Slops the bad wine across her shantung, talks
Of pregnancy, guitars and bridgework, walks
In parks or alleys, comes haply on the verge
Of happiness, haply hysterics. Is.
by Gwendolyn Brooks
from Annie Allen, 1950
Ian Murphy in The Beast:
46) Carl Paladino
Charges: Old-school racist, homophobe, hypocrite and purveyor of small gubmint horse porn, the would-be NY Governor’s real estate wealth comes largely from government subsidy of distressed properties. The Tea Partier wanted to impose “eminent domain” to stop the “Ground Zero Mosque,” and called for welfare recipients to be housed in old prisons, taught hygiene and used as a source of cheap labor. Carl’s homophobia came across as all the more strange when he insisted to the New York Post’s Fred Dicker, “I’ll take you out, buddy!”
Aggravating factor: “And I don’t want [our children] to be brainwashed into thinking that homosexuality is an equally valid or successful option. It isn’t.”
Sentence: Buttsecks with James Dobson.
In 11th-century Egypt a man named Ibn al-Haytham became the stuff of science legend.
Jennifer Oulette in Physics World:
All the knowledge in the world was at his fingertips. Yet the wisdom of the Ancients could not help him to foresee the ill fortune about to befall him.
One day he received a summons from Cairo's reigning Caliph, al-Hakim bi-Amr Allah – a tremendous honour for a humble scribe. The Scholar felt small and insignificant as he passed through the palace gates into a large courtyard ringed by stone archways; twin minarets cast their shadows over a reflecting pool. He was even more cowed by the majesty of the blue-domed throne room – its stucco walls dotted with bright mosaic tiles. Even the Caliph seemed dwarfed by the setting, despite his robes of state and jewelled turban.
The Caliph was most eager to find a man who could solve a perplexing problem, he explained, and the Scholar came highly recommended. Every year, the flooding of the Nile served as a harbinger for the end of summer, and an omen for that year's harvest. Too much flooding, and the crops would be destroyed; too little, and drought and famine would ravage the land. His people were utterly dependent on the fickle whims of the great river for their survival. Man's ingenuity had already produced watermills to grind grain, and water-raising machines. If men could control water in this way, could they not also build a dam to control the flooding and bend the Nile to the Caliph's will?
The Scholar was flattered by the Caliph's attentions, and tempted by the promise of riches and fame should he succeed. Silencing the doubt in his mind, he told al-Hakim “It can be done.”
Ed Yong in Not Exactly Rocket Science:
CTVT, or canine transmissible veneral tumour, is a cancer that has evolved into an independent global parasite. Most cancers (including those that affect humans) aren’t contagious. Although some infectious diseases can lead to cancer, you cannot actually catch a tumour from someone who has one. But CTVT is an exception – the cancer cells themselves can spread from dog to dog, through sex or close contact.
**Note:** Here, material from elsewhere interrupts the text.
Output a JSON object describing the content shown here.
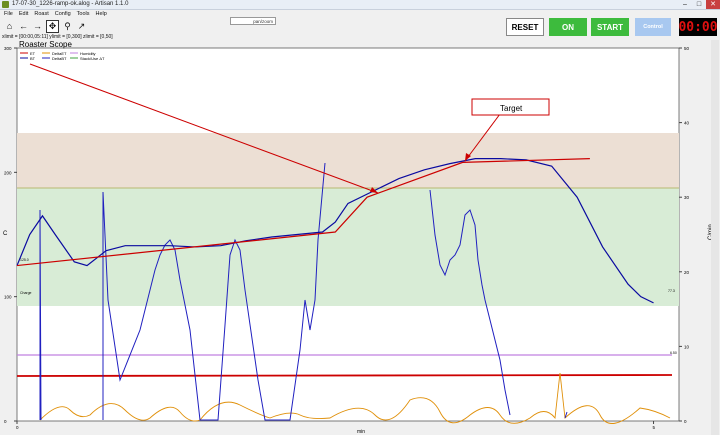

A Russian veterinarian called Mistislav Novinski first discovered the disease in the 1870s, but it took 130 years for others to discover its true nature. In 2006, Robin Weiss and Claudio Murgia from University College London compared CTVT samples from 40 dogs across the world. All of them carried distinctive genetic markers that set them apart from the cells of their host dogs. They all had a common ancestor – an ancient tumour that escaped from its original host and took the world by storm.
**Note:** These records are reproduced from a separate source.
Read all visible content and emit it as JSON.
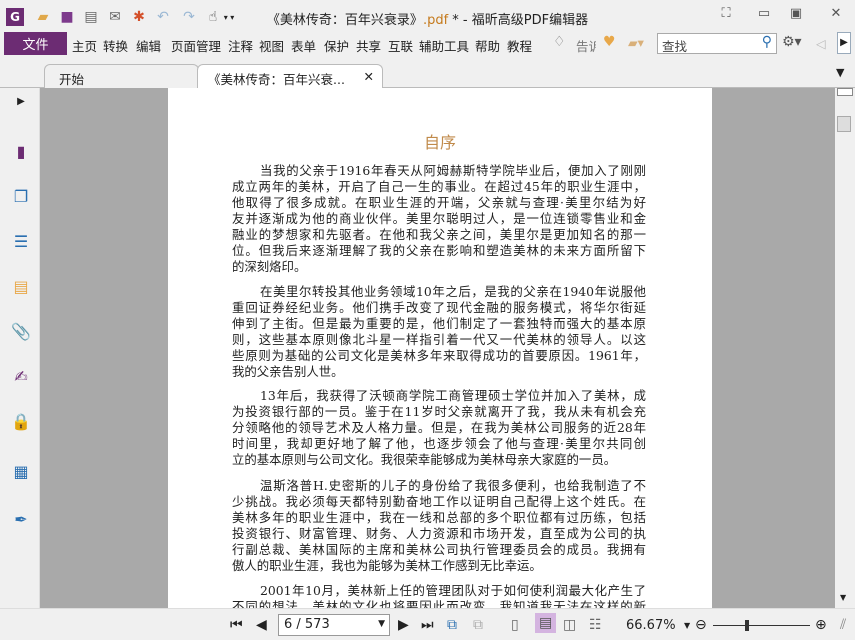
{
  "titlebar": {
    "title_name": "《美林传奇：百年兴衰录》",
    "title_ext": ".pdf",
    "title_suffix": " * - 福昕高级PDF编辑器"
  },
  "menubar": {
    "file": "文件",
    "items": [
      "主页",
      "转换",
      "编辑",
      "页面管理",
      "注释",
      "视图",
      "表单",
      "保护",
      "共享",
      "互联",
      "辅助工具",
      "帮助",
      "教程"
    ],
    "tell_me": "告诉",
    "search_placeholder": "查找"
  },
  "tabs": [
    {
      "label": "开始"
    },
    {
      "label": "《美林传奇：百年兴衰..."
    }
  ],
  "document": {
    "title": "自序",
    "paragraphs": [
      [
        "当我的父亲于1916年春天从阿姆赫斯特学院毕业后，便加入了刚刚",
        "成立两年的美林，开启了自己一生的事业。在超过45年的职业生涯中，",
        "他取得了很多成就。在职业生涯的开端，父亲就与查理·美里尔结为好",
        "友并逐渐成为他的商业伙伴。美里尔聪明过人，是一位连锁零售业和金",
        "融业的梦想家和先驱者。在他和我父亲之间，美里尔是更加知名的那一",
        "位。但我后来逐渐理解了我的父亲在影响和塑造美林的未来方面所留下",
        "的深刻烙印。"
      ],
      [
        "在美里尔转投其他业务领域10年之后，是我的父亲在1940年说服他",
        "重回证券经纪业务。他们携手改变了现代金融的服务模式，将华尔街延",
        "伸到了主街。但是最为重要的是，他们制定了一套独特而强大的基本原",
        "则，这些基本原则像北斗星一样指引着一代又一代美林的领导人。以这",
        "些原则为基础的公司文化是美林多年来取得成功的首要原因。1961年，",
        "我的父亲告别人世。"
      ],
      [
        "13年后，我获得了沃顿商学院工商管理硕士学位并加入了美林，成",
        "为投资银行部的一员。鉴于在11岁时父亲就离开了我，我从未有机会充",
        "分领略他的领导艺术及人格力量。但是，在我为美林公司服务的近28年",
        "时间里，我却更好地了解了他，也逐步领会了他与查理·美里尔共同创",
        "立的基本原则与公司文化。我很荣幸能够成为美林母亲大家庭的一员。"
      ],
      [
        "温斯洛普H.史密斯的儿子的身份给了我很多便利，也给我制造了不",
        "少挑战。我必须每天都特别勤奋地工作以证明自己配得上这个姓氏。在",
        "美林多年的职业生涯中，我在一线和总部的多个职位都有过历练，包括",
        "投资银行、财富管理、财务、人力资源和市场开发，直至成为公司的执",
        "行副总裁、美林国际的主席和美林公司执行管理委员会的成员。我拥有",
        "傲人的职业生涯，我也为能够为美林工作感到无比幸运。"
      ],
      [
        "2001年10月，美林新上任的管理团队对于如何使利润最大化产生了",
        "不同的想法，美林的文化也将要因此而改变。我知道我无法在这样的新"
      ]
    ]
  },
  "status": {
    "page_indicator": "6 / 573",
    "zoom": "66.67%",
    "zoom_slider_fraction": 0.35
  }
}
CTVT is one of two types of contagious cancer. The other plagues Tasmanian devils and might drive them to extinction. While this second type is confined to Tasmania, CTVT has become a global success story. Hopping across continents on the bodies of dogs, this cancer cell has become an immortal parasite. The ones that Novinski studied in the 1870s were probably largely identical to the ones that Weiss and Murgia looked at 130 years later.
But this immortality comes at a price. The contagious cancer sometimes gets a glitch in its power supply, and it has to swap to a new set of batteries. Claire Rebbeck from Imperial College London has found that as the cells spread, they can pick up small structures called mitochondria. These are the batteries that provide our cells with energy, and the tumours can replace their set by raiding their hosts.